As of late, you’ll be able to’t get right into a dialog about diet and wellness with out somebody mentioning “weight loss program tradition.” It’s throughout social media, in each anti-diet areas and extra common wellness ones. Celebrities are calling it out. It’s talked about in educational analysis. Even the younger youngsters I work with in my diet follow will use the time period. They’ll speak about how their dad and mom don’t hold sure meals in the home, their good friend is attempting to drop some weight, or their coach advised them to keep away from sugar, “as a result of, you understand, weight loss program tradition.”
However simply because a time period is ubiquitous doesn’t imply that it’s universally understood. Whereas many individuals assume weight loss program tradition is nearly, nicely, diets, it’s really way more advanced and far-reaching. Weight loss plan tradition is a complete perception system that associates meals with morality and thinness with goodness, and it’s rooted within the (very colonial) perception that each particular person has full management and duty over their well being.
What’s worse, weight loss program tradition is so ingrained, particularly in Western society, that we frequently don’t even acknowledge it. That’s why SELF requested specialists to handle a few of the commonest questions and misconceptions in regards to the time period: to offer you a greater understanding of what weight loss program tradition actually means and why it’s so problematic.
What’s the definition of weight loss program tradition?

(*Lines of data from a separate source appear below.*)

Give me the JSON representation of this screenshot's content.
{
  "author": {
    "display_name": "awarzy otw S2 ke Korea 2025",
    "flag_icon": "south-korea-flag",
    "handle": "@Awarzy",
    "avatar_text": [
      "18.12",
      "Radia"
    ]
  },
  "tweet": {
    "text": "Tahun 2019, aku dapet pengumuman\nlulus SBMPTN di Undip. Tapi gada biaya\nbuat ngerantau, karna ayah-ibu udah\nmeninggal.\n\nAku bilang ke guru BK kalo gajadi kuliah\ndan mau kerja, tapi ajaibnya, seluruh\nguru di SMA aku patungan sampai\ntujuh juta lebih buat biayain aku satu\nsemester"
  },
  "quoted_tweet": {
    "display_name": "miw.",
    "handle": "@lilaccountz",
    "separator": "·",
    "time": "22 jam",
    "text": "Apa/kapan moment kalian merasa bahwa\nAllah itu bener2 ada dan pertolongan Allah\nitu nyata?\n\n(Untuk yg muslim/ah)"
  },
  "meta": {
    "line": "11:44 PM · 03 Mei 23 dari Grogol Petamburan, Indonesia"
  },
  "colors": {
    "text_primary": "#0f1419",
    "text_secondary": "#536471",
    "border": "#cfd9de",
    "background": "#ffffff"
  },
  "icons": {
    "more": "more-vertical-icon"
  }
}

Though there’s no official definition of weight loss program tradition, Christy Harrison, MPH, RD, creator of Anti-Weight loss plan, revealed an ideal one on her weblog in 2018. Harrison defines weight loss program tradition as a perception system that “worships thinness and equates it to well being and ethical advantage,” promotes weight reduction and sustaining a low weight as a approach to elevate social standing, and demonizes sure meals and consuming kinds whereas elevating others. Weight loss plan tradition additionally “oppresses individuals who don’t match up with its supposed image of ‘well being,’ which disproportionately harms ladies, femmes, trans people, individuals in bigger our bodies, individuals of coloration, and other people with disabilities,” Harrison writes.
We’re all surrounded—and influenced—by weight loss program tradition, on a regular basis. “There’s this concept that weight loss program tradition solely impacts individuals who select to weight loss program, however that’s not true,” Sabrina Strings, PhD, a sociology professor on the College of California, Irvine, who research weight loss program tradition and fatphobia, tells SELF. “Weight loss plan tradition is the tradition we’re all steeped in; it’s the assumption that we will management our our bodies based mostly on what and the way a lot we eat, and it locations an ethical judgment on meals and our bodies.” In different phrases, it makes us consider, consciously or not, that sure meals and (skinny, often white) our bodies are good, whereas different meals and (fats, typically Black or non-white) our bodies are unhealthy.
What are a few of the roots of weight loss program tradition?
Within the late 18th and early nineteenth centuries, American protestants began to publicly equate deprivation with well being, and well being with morality. Probably the most well-known instance might be clergyman Sylvester Graham (namesake of the graham cracker, which was initially a lot much less scrumptious than it’s now), who promoted a bland vegetarian weight loss program of bread, complete grains, fruits, and greens as a approach to quell sexual urges, enhance well being, and guarantee ethical advantage.
There’s additionally loads of racism and anti-Blackness baked into this colonial concept that thinness and meals restriction equal goodness. In her guide Fearing the Black Physique: The Racial Origins of Fats Phobia, Dr. Strings talks about how white colonial thought used physique measurement as a approach to argue that Black individuals have been inferior. “Throughout the top of slavery within the 18th century, there have been outstanding Europeans who believed that being skinny and controlling what they ate made them morally superior,” Dr. Strings says. “And thus, African individuals have been inherently considered as inferior, as a result of they tended to have bigger our bodies, which was equated to being lazy.”